Do a bit of digging, trust your instincts – and always read the comments.

I don’t think John Humphrys is much of a chef. Recently, as his Today co-presenter Mishal Husain was discussing the implications of the BBC’s decision to axe its Food website (since commuted to transportation to the Good Food platform, run by its commercial arm), sharp-eared listeners heard the Humph claim that fewer recipes on the web could only be a good thing. “It would make it easier!” he bellowed in the background. “We wouldn’t have to choose between so many!”

Husain also seemed puzzled as to why anyone would need more than one recipe for spaghetti bolognese – but, as any keen cook knows, you can never have too many different takes on a dish. Just as you wouldn’t want to get all your news from a single source, it would be a sad thing to eat the same bolognese for the rest of your life. Sometimes only a molto autentico version, as laid down by a fierce Italian donna, rich with tradition and chopped liver, will do – and sometimes, though you would never admit it in a national magazine, you crave the comfort of your mum’s spag bol with grated cheddar.

The world wouldn’t starve without BBC Food’s collection but, given that an online search for “spaghetti bolognese recipe” turns up about a million results, it would have been sad to have lost one of the internet’s more trustworthy sources of information. As someone who spends a large part of each week researching and testing recipes, I can assure you that genuinely reliable ones are rarer than decent chips after closing time. But although it is certainly the only place you’ll find the Most Haunted host Yvette Fielding’s kedgeree alongside Heston Blumenthal’s snail porridge, the BBC website is not the only one that is worth your time.

The good thing about newspaper, magazine and other commercial platforms is that most still have just enough budget to ensure that their recipes will have been made at least twice – once by the writer and once for the accompanying photographs – though sadly the days when everyone employed an independent recipe tester are long gone. Such sites also often have sufficient traffic to generate a useful volume of comments. I never make a recipe without scrolling down to see what other people have said about it. Get past the “Can’t wait to make this!” brigade; ignore the annoying people who swap baked beans for lentils and then complain, “This is nothing like dhal”; and there’s usually some sensible advice in there, too.

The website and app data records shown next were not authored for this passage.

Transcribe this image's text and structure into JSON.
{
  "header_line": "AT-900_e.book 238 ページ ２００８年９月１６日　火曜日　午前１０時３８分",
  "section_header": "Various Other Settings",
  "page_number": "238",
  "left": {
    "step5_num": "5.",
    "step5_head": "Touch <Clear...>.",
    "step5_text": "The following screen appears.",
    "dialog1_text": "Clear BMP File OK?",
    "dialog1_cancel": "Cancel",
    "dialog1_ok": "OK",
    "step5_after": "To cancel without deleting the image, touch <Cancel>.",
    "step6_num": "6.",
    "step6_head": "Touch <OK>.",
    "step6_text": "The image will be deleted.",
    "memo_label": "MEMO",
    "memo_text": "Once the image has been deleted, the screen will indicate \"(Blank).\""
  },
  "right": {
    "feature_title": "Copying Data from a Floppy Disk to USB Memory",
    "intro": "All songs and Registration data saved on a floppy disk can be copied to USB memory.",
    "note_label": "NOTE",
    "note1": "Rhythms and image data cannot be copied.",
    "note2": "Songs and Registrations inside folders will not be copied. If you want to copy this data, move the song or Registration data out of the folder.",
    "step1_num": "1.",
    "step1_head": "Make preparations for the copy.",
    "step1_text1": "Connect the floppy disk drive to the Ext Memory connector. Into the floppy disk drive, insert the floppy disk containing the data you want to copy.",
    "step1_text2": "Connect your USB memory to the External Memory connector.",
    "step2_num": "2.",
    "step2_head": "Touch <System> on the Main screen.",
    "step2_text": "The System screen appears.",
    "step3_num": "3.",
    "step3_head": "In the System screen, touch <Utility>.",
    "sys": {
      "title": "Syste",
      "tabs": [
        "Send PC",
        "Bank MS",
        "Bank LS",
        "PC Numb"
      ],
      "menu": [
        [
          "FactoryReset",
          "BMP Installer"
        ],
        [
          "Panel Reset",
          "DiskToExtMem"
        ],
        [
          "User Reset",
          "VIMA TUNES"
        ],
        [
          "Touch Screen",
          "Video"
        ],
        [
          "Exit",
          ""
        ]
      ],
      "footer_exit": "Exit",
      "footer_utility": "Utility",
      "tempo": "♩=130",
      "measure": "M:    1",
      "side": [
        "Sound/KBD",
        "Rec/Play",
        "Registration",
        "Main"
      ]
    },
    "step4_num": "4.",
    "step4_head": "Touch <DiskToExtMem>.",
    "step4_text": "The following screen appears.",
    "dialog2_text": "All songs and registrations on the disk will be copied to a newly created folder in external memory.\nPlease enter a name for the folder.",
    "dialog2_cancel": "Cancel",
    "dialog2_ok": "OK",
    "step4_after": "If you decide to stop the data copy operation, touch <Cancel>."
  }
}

But what about when you leave the safety of the big boys and venture into the no man’s land of the personal blog? How do you separate the wheat from the chaff and find a recipe that actually works? You can often tell how much work a writer has put in by the level of detail they go into: if they have indicated how many people it serves, or where to find unusual ingredients, suggested possible tweaks and credited their original sources, they have probably made the dish more than once. The photography is another handy clue. You don’t have to be Annie Leibovitz to provide a good idea of what the finished dish ought to look like.

Do a bit of digging as part of your prep. If you like the look of the rest of the site, the author’s tastes will probably chime with your own. And always, always, wherever the recipe is from, read it all the way through, even before you order the shopping. There is nothing more annoying than getting halfway through and then realising that you need a hand blender to finish the dish, just as the first guest arrives.

Above all, trust your instincts. If the cooking time seems far too short, or the salt content ridiculously high, it probably is, so keep an eye on that oven, check that casserole, keep tasting that sauce. As someone who once published a magic mince pie recipe without any sugar, I’m living proof that, occasionally, even the very best of us make mistakes. 

Felicity Cloake is the New Statesman’s food columnist. Her latest book is The A-Z of Eating: a Flavour Map for Adventurous Cooks.

This article first appeared in the 26 May 2016 issue of the New Statesman, The Brexit odd squad